Task ▸
Take from the material every line containing the string "title" and copy it.

Data supplied ▸
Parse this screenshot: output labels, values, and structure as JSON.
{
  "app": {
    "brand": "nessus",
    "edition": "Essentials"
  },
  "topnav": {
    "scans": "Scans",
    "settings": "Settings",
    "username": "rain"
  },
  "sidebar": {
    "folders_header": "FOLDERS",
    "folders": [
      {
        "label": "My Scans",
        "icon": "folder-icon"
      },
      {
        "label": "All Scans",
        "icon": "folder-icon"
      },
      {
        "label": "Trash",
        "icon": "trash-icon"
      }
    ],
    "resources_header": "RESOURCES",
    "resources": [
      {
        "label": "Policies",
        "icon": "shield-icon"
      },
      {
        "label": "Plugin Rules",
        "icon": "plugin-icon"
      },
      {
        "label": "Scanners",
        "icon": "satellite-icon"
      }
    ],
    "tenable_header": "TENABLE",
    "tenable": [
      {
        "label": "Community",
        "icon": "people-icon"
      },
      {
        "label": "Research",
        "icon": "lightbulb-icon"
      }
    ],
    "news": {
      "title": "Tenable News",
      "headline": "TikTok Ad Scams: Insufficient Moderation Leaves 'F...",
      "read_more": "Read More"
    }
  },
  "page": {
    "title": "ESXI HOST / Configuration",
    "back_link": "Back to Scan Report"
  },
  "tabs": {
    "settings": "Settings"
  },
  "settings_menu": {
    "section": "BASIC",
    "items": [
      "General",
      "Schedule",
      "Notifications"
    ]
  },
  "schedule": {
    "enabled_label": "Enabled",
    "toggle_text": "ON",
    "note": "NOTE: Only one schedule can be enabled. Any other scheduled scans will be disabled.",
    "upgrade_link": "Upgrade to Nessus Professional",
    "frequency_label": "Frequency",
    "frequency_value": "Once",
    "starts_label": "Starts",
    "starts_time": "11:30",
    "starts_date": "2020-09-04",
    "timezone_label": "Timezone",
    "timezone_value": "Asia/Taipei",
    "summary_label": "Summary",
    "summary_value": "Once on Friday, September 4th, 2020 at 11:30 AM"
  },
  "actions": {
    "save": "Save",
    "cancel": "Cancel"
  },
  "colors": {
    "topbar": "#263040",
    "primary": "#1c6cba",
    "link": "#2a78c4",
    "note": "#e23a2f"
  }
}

Output of the exercise ▸
      "title": "Tenable News",
    "title": "ESXI HOST / Configuration",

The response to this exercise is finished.